Improving Power Integrity Measurement


Testing power distribution networks and improving power integrity measurements can be a bit of a bother. Power distribution networks are connected to all devices that require power so any transients or noise on the power rails also gets distributed to all systems.

The result, coupling and noise on the power rails is a common source of system jitter. On the opposite end, measuring power integrity is tough for a number of reasons. So you can only imagine the problems faced by custom power supplies manufacturers.

Oscilloscope offsets are not enough to calculate tiny vertical sensitivities. The probe and oscilloscope noise often buries the noise generated by the lower power rails.

The behavior of the power rail can also change when you connect a coax cable or probe. It can even hide signal detail. But embedded engineers should know that there are certain ways to measure power integrity.
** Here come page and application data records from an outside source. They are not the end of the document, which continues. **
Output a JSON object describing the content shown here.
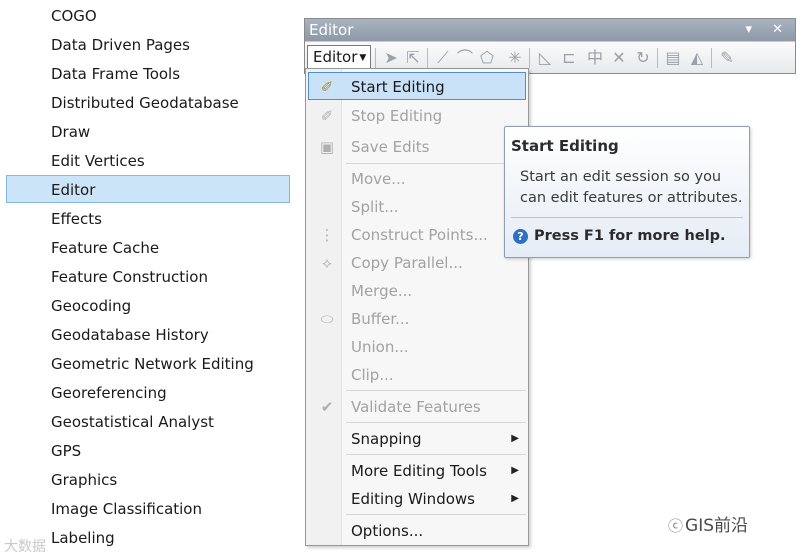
{
  "toolbars_list": {
    "items": [
      {
        "label": "COGO"
      },
      {
        "label": "Data Driven Pages"
      },
      {
        "label": "Data Frame Tools"
      },
      {
        "label": "Distributed Geodatabase"
      },
      {
        "label": "Draw"
      },
      {
        "label": "Edit Vertices"
      },
      {
        "label": "Editor",
        "selected": true
      },
      {
        "label": "Effects"
      },
      {
        "label": "Feature Cache"
      },
      {
        "label": "Feature Construction"
      },
      {
        "label": "Geocoding"
      },
      {
        "label": "Geodatabase History"
      },
      {
        "label": "Geometric Network Editing"
      },
      {
        "label": "Georeferencing"
      },
      {
        "label": "Geostatistical Analyst"
      },
      {
        "label": "GPS"
      },
      {
        "label": "Graphics"
      },
      {
        "label": "Image Classification"
      },
      {
        "label": "Labeling"
      }
    ]
  },
  "editor_window": {
    "title": "Editor",
    "title_buttons": "▾ ✕",
    "menu_button_label": "Editor",
    "toolbar_icons": [
      "edit-tool-icon",
      "edit-annotation-icon",
      "straight-segment-icon",
      "end-point-arc-icon",
      "trace-icon",
      "point-icon",
      "edit-vertices-icon",
      "reshape-icon",
      "cut-polygons-icon",
      "split-tool-icon",
      "rotate-icon",
      "attributes-icon",
      "sketch-properties-icon",
      "create-features-icon"
    ]
  },
  "editor_menu": {
    "items": [
      {
        "label": "Start Editing",
        "enabled": true,
        "highlighted": true,
        "icon": "start-editing-icon"
      },
      {
        "label": "Stop Editing",
        "enabled": false,
        "icon": "stop-editing-icon"
      },
      {
        "label": "Save Edits",
        "enabled": false,
        "icon": "save-icon"
      },
      {
        "label": "Move...",
        "enabled": false
      },
      {
        "label": "Split...",
        "enabled": false
      },
      {
        "label": "Construct Points...",
        "enabled": false,
        "icon": "construct-points-icon"
      },
      {
        "label": "Copy Parallel...",
        "enabled": false,
        "icon": "copy-parallel-icon"
      },
      {
        "label": "Merge...",
        "enabled": false
      },
      {
        "label": "Buffer...",
        "enabled": false,
        "icon": "buffer-icon"
      },
      {
        "label": "Union...",
        "enabled": false
      },
      {
        "label": "Clip...",
        "enabled": false
      },
      {
        "label": "Validate Features",
        "enabled": false,
        "icon": "validate-icon"
      },
      {
        "label": "Snapping",
        "enabled": true,
        "submenu": true
      },
      {
        "label": "More Editing Tools",
        "enabled": true,
        "submenu": true
      },
      {
        "label": "Editing Windows",
        "enabled": true,
        "submenu": true
      },
      {
        "label": "Options...",
        "enabled": true
      }
    ]
  },
  "tooltip": {
    "title": "Start Editing",
    "body": "Start an edit session so you can edit features or attributes.",
    "help": "Press F1 for more help."
  },
  "watermark": {
    "right": "GIS前沿",
    "left": "大数据"
  }
}
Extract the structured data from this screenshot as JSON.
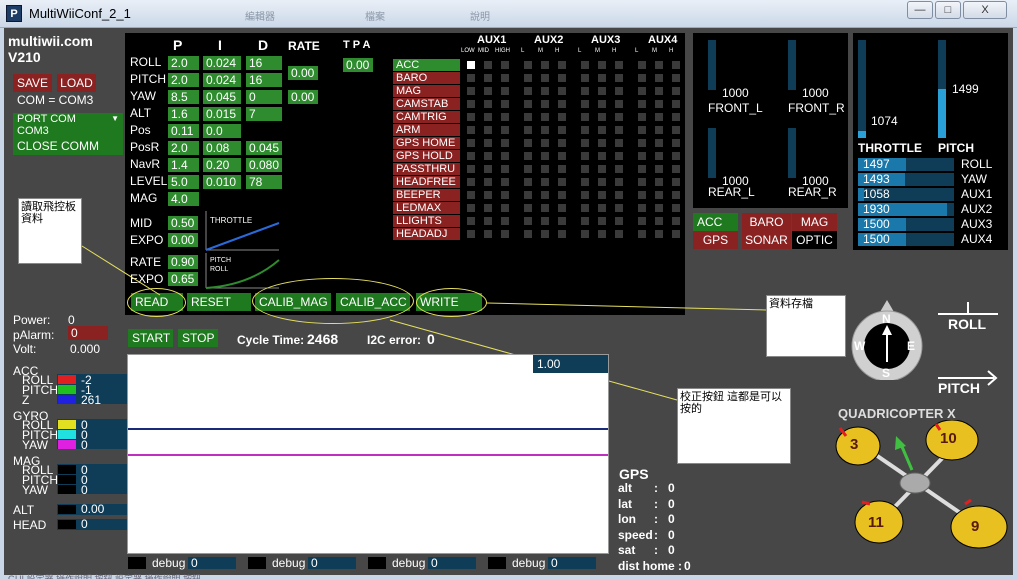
{
  "window": {
    "title": "MultiWiiConf_2_1",
    "icon_letter": "P",
    "minimize": "—",
    "maximize": "□",
    "close": "X",
    "bg_tab1": "編輯器",
    "bg_tab2": "檔案",
    "bg_tab3": "說明"
  },
  "brand": {
    "name": "multiwii.com",
    "version": "V210"
  },
  "buttons": {
    "save": "SAVE",
    "load": "LOAD",
    "com": "COM = COM3",
    "port": "PORT COM",
    "port_value": "COM3",
    "close": "CLOSE COMM",
    "read": "READ",
    "reset": "RESET",
    "calib_mag": "CALIB_MAG",
    "calib_acc": "CALIB_ACC",
    "write": "WRITE",
    "start": "START",
    "stop": "STOP"
  },
  "pid_headers": {
    "p": "P",
    "i": "I",
    "d": "D",
    "rate": "RATE",
    "tpa": "T P A"
  },
  "pid": [
    {
      "name": "ROLL",
      "p": "2.0",
      "i": "0.024",
      "d": "16"
    },
    {
      "name": "PITCH",
      "p": "2.0",
      "i": "0.024",
      "d": "16"
    },
    {
      "name": "YAW",
      "p": "8.5",
      "i": "0.045",
      "d": "0"
    },
    {
      "name": "ALT",
      "p": "1.6",
      "i": "0.015",
      "d": "7"
    },
    {
      "name": "Pos",
      "p": "0.11",
      "i": "0.0",
      "d": ""
    },
    {
      "name": "PosR",
      "p": "2.0",
      "i": "0.08",
      "d": "0.045"
    },
    {
      "name": "NavR",
      "p": "1.4",
      "i": "0.20",
      "d": "0.080"
    },
    {
      "name": "LEVEL",
      "p": "5.0",
      "i": "0.010",
      "d": "78"
    },
    {
      "name": "MAG",
      "p": "4.0",
      "i": "",
      "d": ""
    }
  ],
  "rates": {
    "rollpitch": "0.00",
    "yaw": "0.00",
    "tpa": "0.00"
  },
  "throttle": {
    "mid_label": "MID",
    "mid": "0.50",
    "expo_label": "EXPO",
    "expo": "0.00",
    "graph": "THROTTLE"
  },
  "rate": {
    "rate_label": "RATE",
    "rate": "0.90",
    "expo_label": "EXPO",
    "expo": "0.65",
    "graph1": "PITCH",
    "graph2": "ROLL"
  },
  "boxes": [
    "ACC",
    "BARO",
    "MAG",
    "CAMSTAB",
    "CAMTRIG",
    "ARM",
    "GPS HOME",
    "GPS HOLD",
    "PASSTHRU",
    "HEADFREE",
    "BEEPER",
    "LEDMAX",
    "LLIGHTS",
    "HEADADJ"
  ],
  "aux": {
    "headers": [
      "AUX1",
      "AUX2",
      "AUX3",
      "AUX4"
    ],
    "sub1": [
      "LOW",
      "MID",
      "HIGH"
    ],
    "sub": [
      "L",
      "M",
      "H"
    ]
  },
  "motors": [
    {
      "label": "FRONT_L",
      "value": "1000",
      "level": 0.0
    },
    {
      "label": "FRONT_R",
      "value": "1000",
      "level": 0.0
    },
    {
      "label": "REAR_L",
      "value": "1000",
      "level": 0.0
    },
    {
      "label": "REAR_R",
      "value": "1000",
      "level": 0.0
    }
  ],
  "sensors": {
    "acc": "ACC",
    "baro": "BARO",
    "mag": "MAG",
    "gps": "GPS",
    "sonar": "SONAR",
    "optic": "OPTIC"
  },
  "rc": {
    "throttle": {
      "label": "THROTTLE",
      "value": "1074",
      "level": 0.07
    },
    "pitch": {
      "label": "PITCH",
      "value": "1499",
      "level": 0.5
    },
    "channels": [
      {
        "label": "ROLL",
        "value": "1497",
        "level": 0.5
      },
      {
        "label": "YAW",
        "value": "1493",
        "level": 0.49
      },
      {
        "label": "AUX1",
        "value": "1058",
        "level": 0.06
      },
      {
        "label": "AUX2",
        "value": "1930",
        "level": 0.93
      },
      {
        "label": "AUX3",
        "value": "1500",
        "level": 0.5
      },
      {
        "label": "AUX4",
        "value": "1500",
        "level": 0.5
      }
    ]
  },
  "power": {
    "power_label": "Power:",
    "power": "0",
    "alarm_label": "pAlarm:",
    "alarm": "0",
    "volt_label": "Volt:",
    "volt": "0.000"
  },
  "status": {
    "cycle_label": "Cycle Time:",
    "cycle": "2468",
    "i2c_label": "I2C error:",
    "i2c": "0"
  },
  "graph": {
    "scale": "1.00"
  },
  "sens_acc": {
    "title": "ACC",
    "roll": "ROLL",
    "pitch": "PITCH",
    "z": "Z",
    "v_roll": "-2",
    "v_pitch": "-1",
    "v_z": "261"
  },
  "sens_gyro": {
    "title": "GYRO",
    "roll": "ROLL",
    "pitch": "PITCH",
    "yaw": "YAW",
    "v_roll": "0",
    "v_pitch": "0",
    "v_yaw": "0"
  },
  "sens_mag": {
    "title": "MAG",
    "roll": "ROLL",
    "pitch": "PITCH",
    "yaw": "YAW",
    "v_roll": "0",
    "v_pitch": "0",
    "v_yaw": "0"
  },
  "alt": {
    "label": "ALT",
    "value": "0.00"
  },
  "head": {
    "label": "HEAD",
    "value": "0"
  },
  "debug": [
    {
      "label": "debug",
      "value": "0"
    },
    {
      "label": "debug",
      "value": "0"
    },
    {
      "label": "debug",
      "value": "0"
    },
    {
      "label": "debug",
      "value": "0"
    }
  ],
  "gps": {
    "title": "GPS",
    "alt_l": "alt",
    "alt": "0",
    "lat_l": "lat",
    "lat": "0",
    "lon_l": "lon",
    "lon": "0",
    "speed_l": "speed",
    "speed": "0",
    "sat_l": "sat",
    "sat": "0",
    "dist_l": "dist home",
    "dist": "0",
    "colon": ":"
  },
  "compass": {
    "n": "N",
    "s": "S",
    "e": "E",
    "w": "W"
  },
  "attitude": {
    "roll": "ROLL",
    "pitch": "PITCH"
  },
  "quad": {
    "title": "QUADRICOPTER X",
    "m1": "3",
    "m2": "10",
    "m3": "11",
    "m4": "9"
  },
  "notes": {
    "read_note": "讀取飛控板資料",
    "write_note": "資料存檔",
    "calib_note": "校正按鈕 這都是可以按的"
  },
  "bottom_ghost": "GUI 設定器 操作說明 按鈕 設定器 操作說明 按鈕"
}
First, begin with the probe and scope that has the lowest noise. If you are only going to measure a few millivolts, you can’t go with multiple mVs of noise.

Second, you have to use noise reduction techniques. Broadband noise is one of the biggest sources of noise in some scopes. So use broadband filters to bring broadband noise down and improve the accuracy of your measurements.

Third, use probes with high DC input impedance. If you take these steps, the system noise will reduce drastically and you can take more accurate measurements.